● DATA FOR PROCESSING
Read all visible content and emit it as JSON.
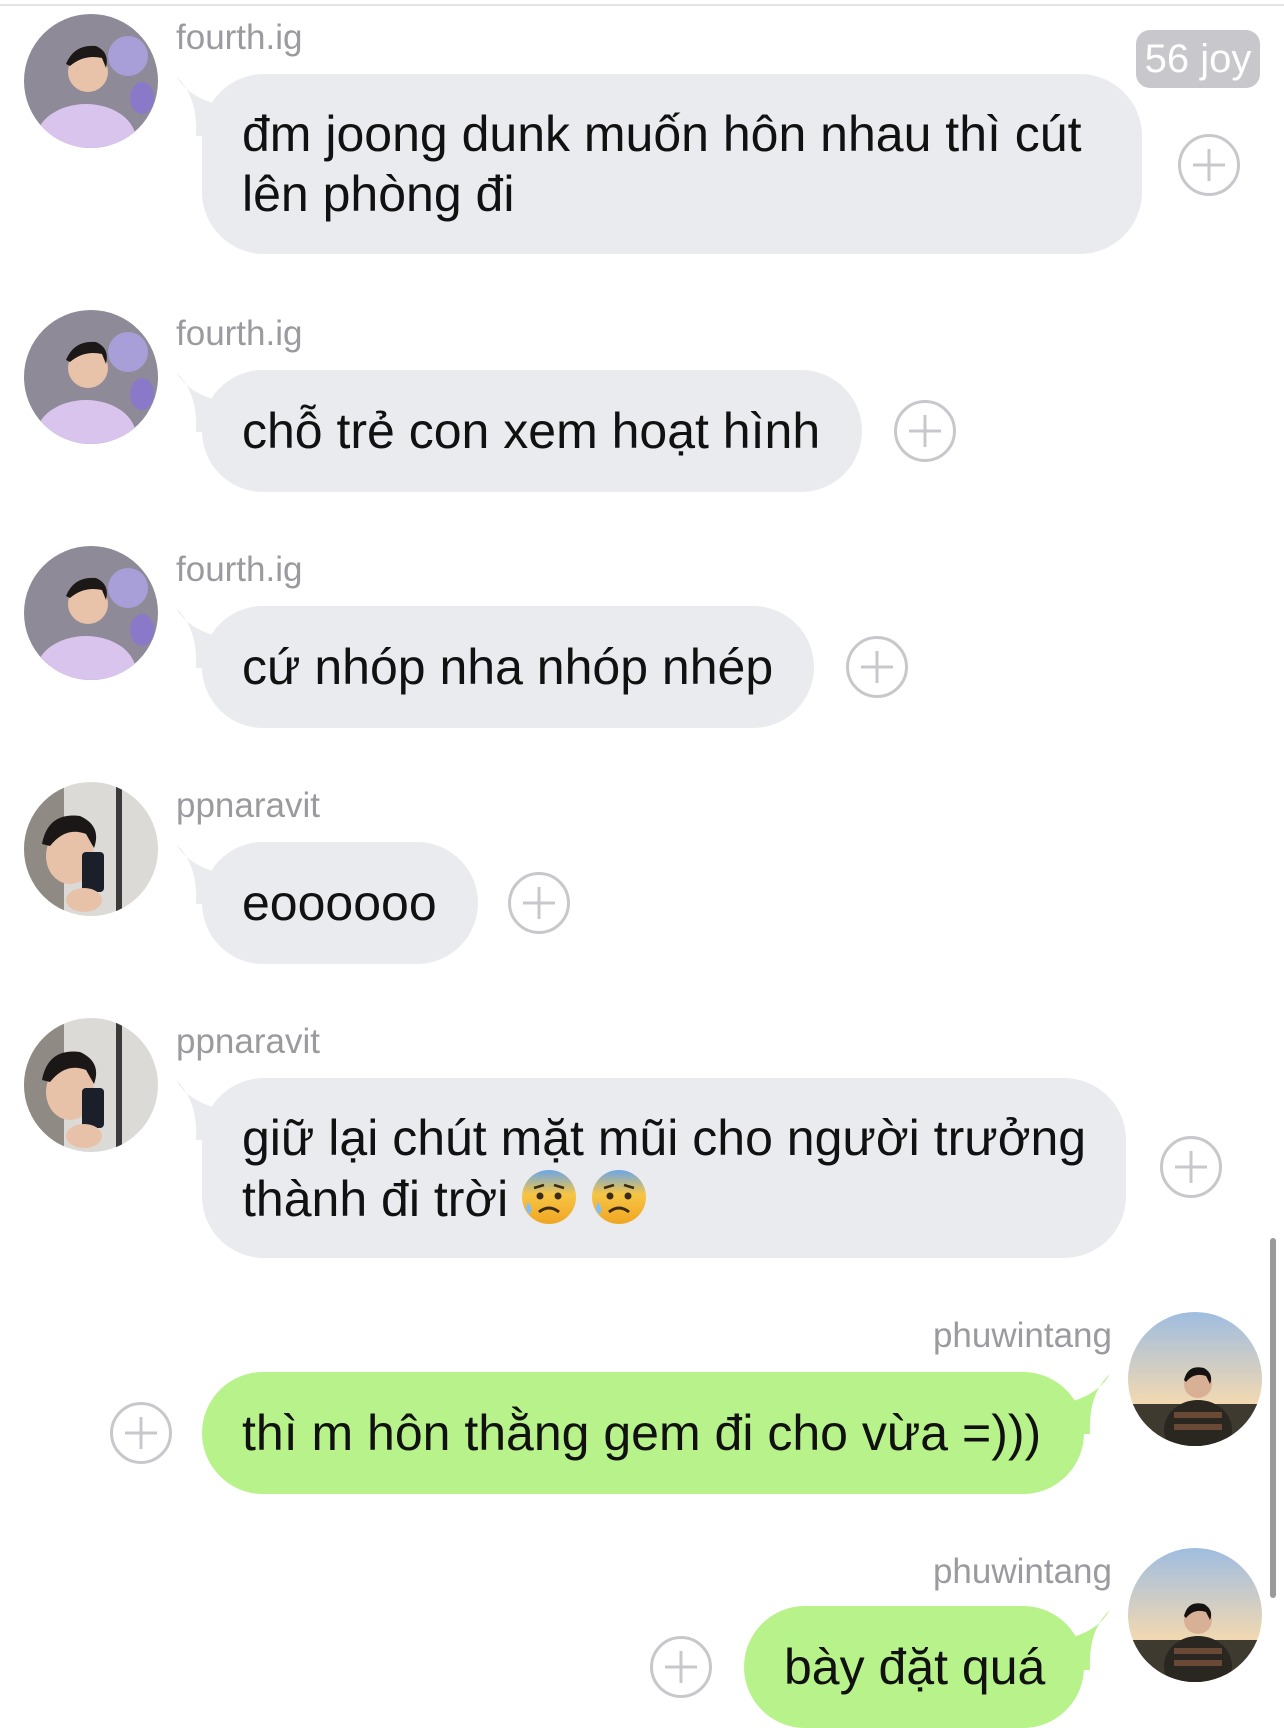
{
  "badge": "56 joy",
  "messages": [
    {
      "user": "fourth.ig",
      "lines": [
        "đm joong dunk muốn hôn nhau thì cút",
        "lên phòng đi"
      ],
      "side": "incoming"
    },
    {
      "user": "fourth.ig",
      "lines": [
        "chỗ trẻ con xem hoạt hình"
      ],
      "side": "incoming"
    },
    {
      "user": "fourth.ig",
      "lines": [
        "cứ nhóp nha nhóp nhép"
      ],
      "side": "incoming"
    },
    {
      "user": "ppnaravit",
      "lines": [
        "eoooooo"
      ],
      "side": "incoming"
    },
    {
      "user": "ppnaravit",
      "lines": [
        "giữ lại chút mặt mũi cho người trưởng",
        "thành đi trời"
      ],
      "emojis": [
        "anxious-face-with-sweat",
        "anxious-face-with-sweat"
      ],
      "side": "incoming"
    },
    {
      "user": "phuwintang",
      "lines": [
        "thì m hôn thằng gem đi cho vừa =)))"
      ],
      "side": "outgoing"
    },
    {
      "user": "phuwintang",
      "lines": [
        "bày đặt quá"
      ],
      "side": "outgoing"
    }
  ],
  "colors": {
    "incoming_bubble": "#e9ebee",
    "outgoing_bubble": "#b8f28a",
    "username": "#9a9a9f",
    "badge_bg": "#c7c7cc"
  },
  "icons": [
    "add-reaction-icon",
    "anxious-face-with-sweat-emoji"
  ]
}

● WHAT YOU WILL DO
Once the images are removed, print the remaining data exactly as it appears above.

● OUTPUT
Read all visible content and emit it as JSON.
{
  "badge": "56 joy",
  "messages": [
    {
      "user": "fourth.ig",
      "lines": [
        "đm joong dunk muốn hôn nhau thì cút",
        "lên phòng đi"
      ],
      "side": "incoming"
    },
    {
      "user": "fourth.ig",
      "lines": [
        "chỗ trẻ con xem hoạt hình"
      ],
      "side": "incoming"
    },
    {
      "user": "fourth.ig",
      "lines": [
        "cứ nhóp nha nhóp nhép"
      ],
      "side": "incoming"
    },
    {
      "user": "ppnaravit",
      "lines": [
        "eoooooo"
      ],
      "side": "incoming"
    },
    {
      "user": "ppnaravit",
      "lines": [
        "giữ lại chút mặt mũi cho người trưởng",
        "thành đi trời"
      ],
      "emojis": [
        "anxious-face-with-sweat",
        "anxious-face-with-sweat"
      ],
      "side": "incoming"
    },
    {
      "user": "phuwintang",
      "lines": [
        "thì m hôn thằng gem đi cho vừa =)))"
      ],
      "side": "outgoing"
    },
    {
      "user": "phuwintang",
      "lines": [
        "bày đặt quá"
      ],
      "side": "outgoing"
    }
  ],
  "colors": {
    "incoming_bubble": "#e9ebee",
    "outgoing_bubble": "#b8f28a",
    "username": "#9a9a9f",
    "badge_bg": "#c7c7cc"
  },
  "icons": [
    "add-reaction-icon",
    "anxious-face-with-sweat-emoji"
  ]
}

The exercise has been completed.